Exercise directions: Your answer must consist of the records exactly as given, with no pictures included.

Excerpted data:
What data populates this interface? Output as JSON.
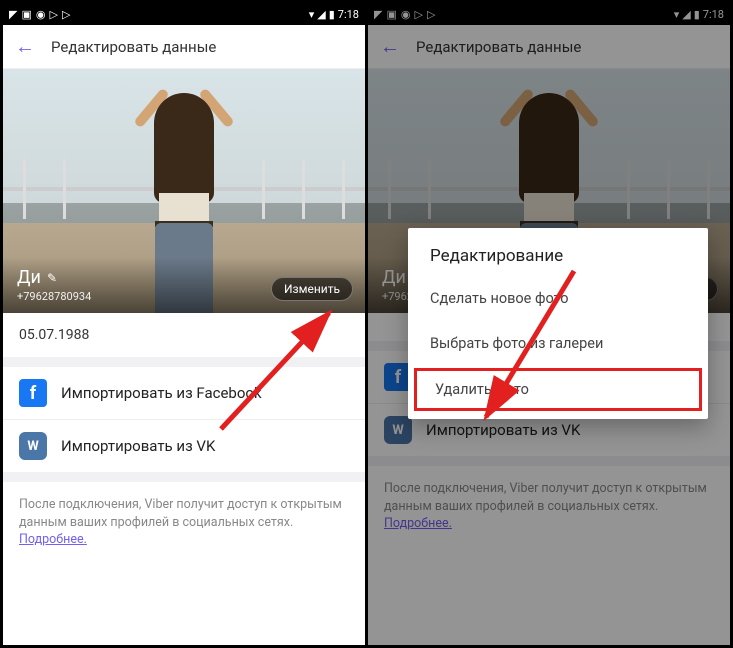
{
  "statusbar": {
    "time": "7:18"
  },
  "appbar": {
    "title": "Редактировать данные"
  },
  "profile": {
    "name": "Ди",
    "phone": "+79628780934",
    "change_btn": "Изменить",
    "change_btn_short": "енить"
  },
  "birthday": "05.07.1988",
  "imports": {
    "facebook": "Импортировать из Facebook",
    "vk": "Импортировать из VK"
  },
  "footer": {
    "text": "После подключения, Viber получит доступ к открытым данным ваших профилей в социальных сетях.",
    "link": "Подробнее."
  },
  "dialog": {
    "title": "Редактирование",
    "new_photo": "Сделать новое фото",
    "gallery": "Выбрать фото из галереи",
    "delete": "Удалить фото"
  }
}
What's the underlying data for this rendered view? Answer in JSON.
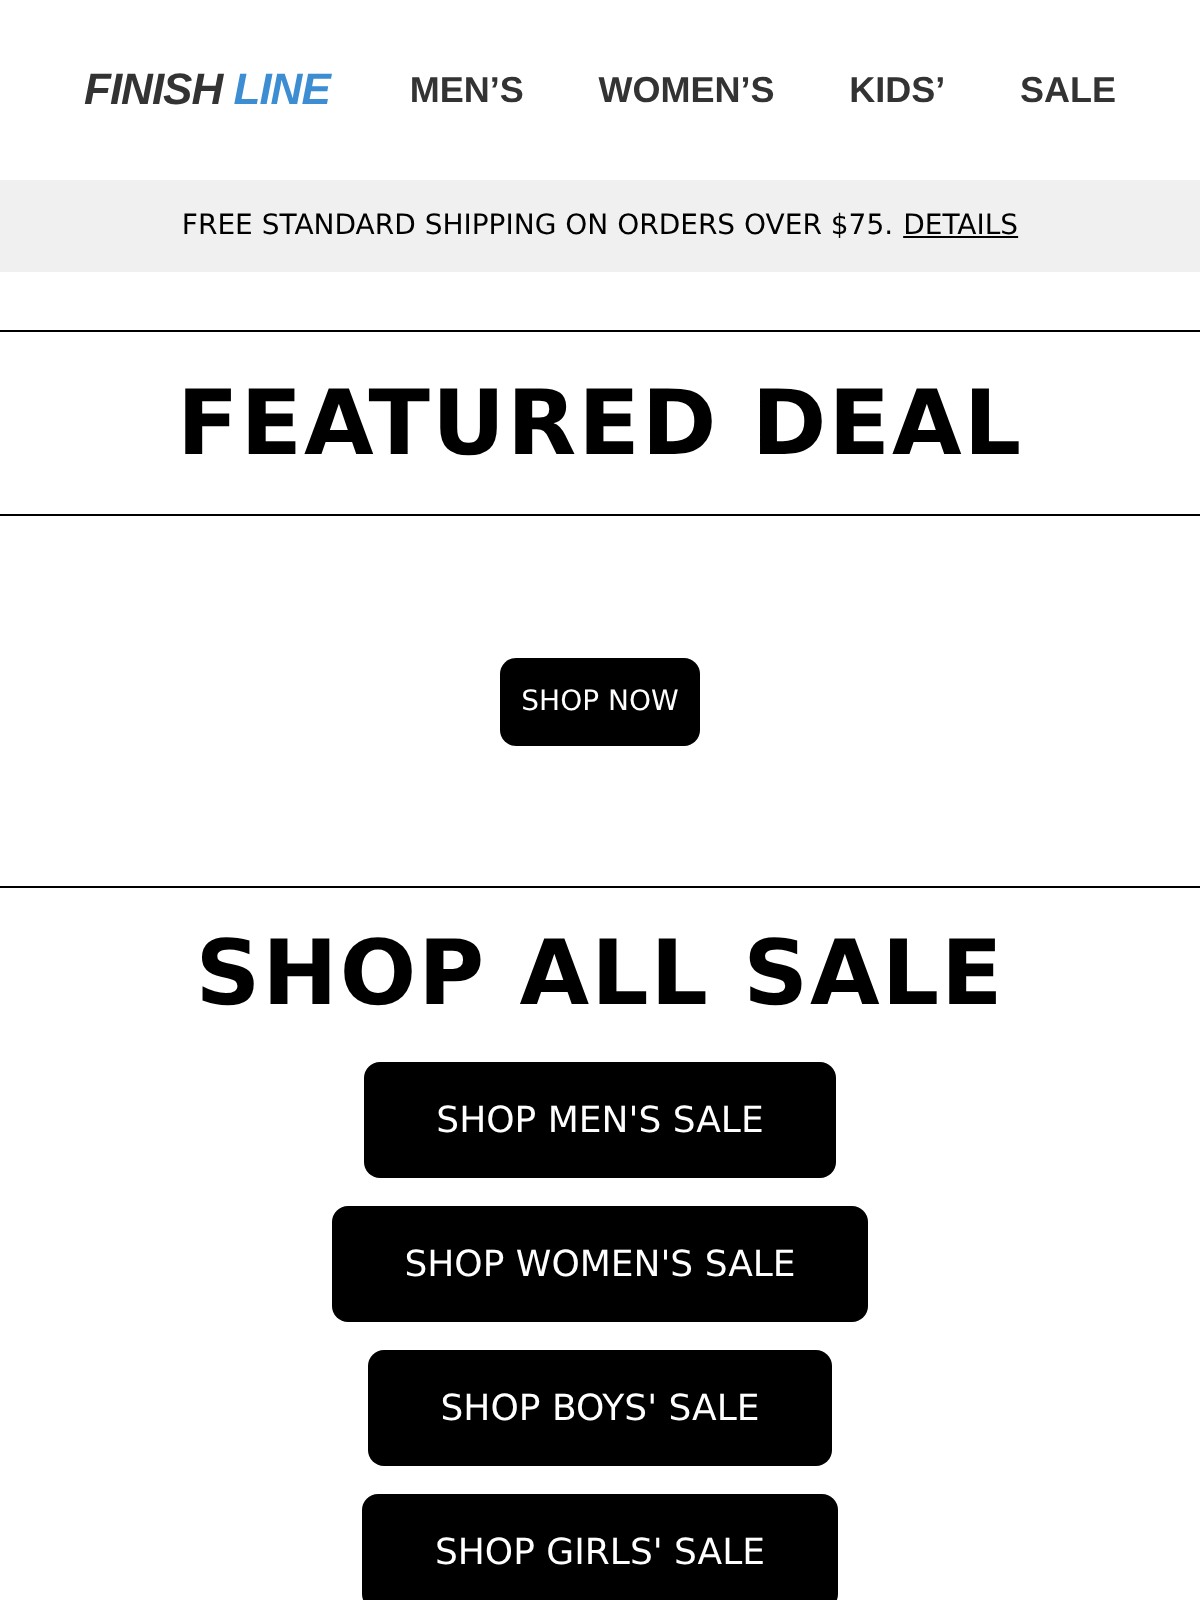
{
  "header": {
    "logo": [
      {
        "text": "FINISH",
        "color": "#333333"
      },
      {
        "text": "LINE",
        "color": "#3d8dd2"
      }
    ],
    "nav": [
      {
        "label": "MEN’S"
      },
      {
        "label": "WOMEN’S"
      },
      {
        "label": "KIDS’"
      },
      {
        "label": "SALE"
      }
    ]
  },
  "promo_bar": {
    "text": "FREE STANDARD SHIPPING ON ORDERS OVER $75.",
    "link": "DETAILS"
  },
  "featured": {
    "title": "FEATURED DEAL",
    "button": "SHOP NOW"
  },
  "sale": {
    "title": "SHOP ALL SALE",
    "buttons": [
      {
        "label": "SHOP MEN'S SALE"
      },
      {
        "label": "SHOP WOMEN'S SALE"
      },
      {
        "label": "SHOP BOYS' SALE"
      },
      {
        "label": "SHOP GIRLS' SALE"
      }
    ]
  }
}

Exercise answer:
What data populates this interface? Output as JSON.
{
  "statusbar": {
    "time": "7:18"
  },
  "appbar": {
    "title": "Редактировать данные"
  },
  "profile": {
    "name": "Ди",
    "phone": "+79628780934",
    "change_btn": "Изменить",
    "change_btn_short": "енить"
  },
  "birthday": "05.07.1988",
  "imports": {
    "facebook": "Импортировать из Facebook",
    "vk": "Импортировать из VK"
  },
  "footer": {
    "text": "После подключения, Viber получит доступ к открытым данным ваших профилей в социальных сетях.",
    "link": "Подробнее."
  },
  "dialog": {
    "title": "Редактирование",
    "new_photo": "Сделать новое фото",
    "gallery": "Выбрать фото из галереи",
    "delete": "Удалить фото"
  }
}
What's the underlying data for this rendered view? Answer in JSON.
{
  "header": {
    "logo": [
      {
        "text": "FINISH",
        "color": "#333333"
      },
      {
        "text": "LINE",
        "color": "#3d8dd2"
      }
    ],
    "nav": [
      {
        "label": "MEN’S"
      },
      {
        "label": "WOMEN’S"
      },
      {
        "label": "KIDS’"
      },
      {
        "label": "SALE"
      }
    ]
  },
  "promo_bar": {
    "text": "FREE STANDARD SHIPPING ON ORDERS OVER $75.",
    "link": "DETAILS"
  },
  "featured": {
    "title": "FEATURED DEAL",
    "button": "SHOP NOW"
  },
  "sale": {
    "title": "SHOP ALL SALE",
    "buttons": [
      {
        "label": "SHOP MEN'S SALE"
      },
      {
        "label": "SHOP WOMEN'S SALE"
      },
      {
        "label": "SHOP BOYS' SALE"
      },
      {
        "label": "SHOP GIRLS' SALE"
      }
    ]
  }
}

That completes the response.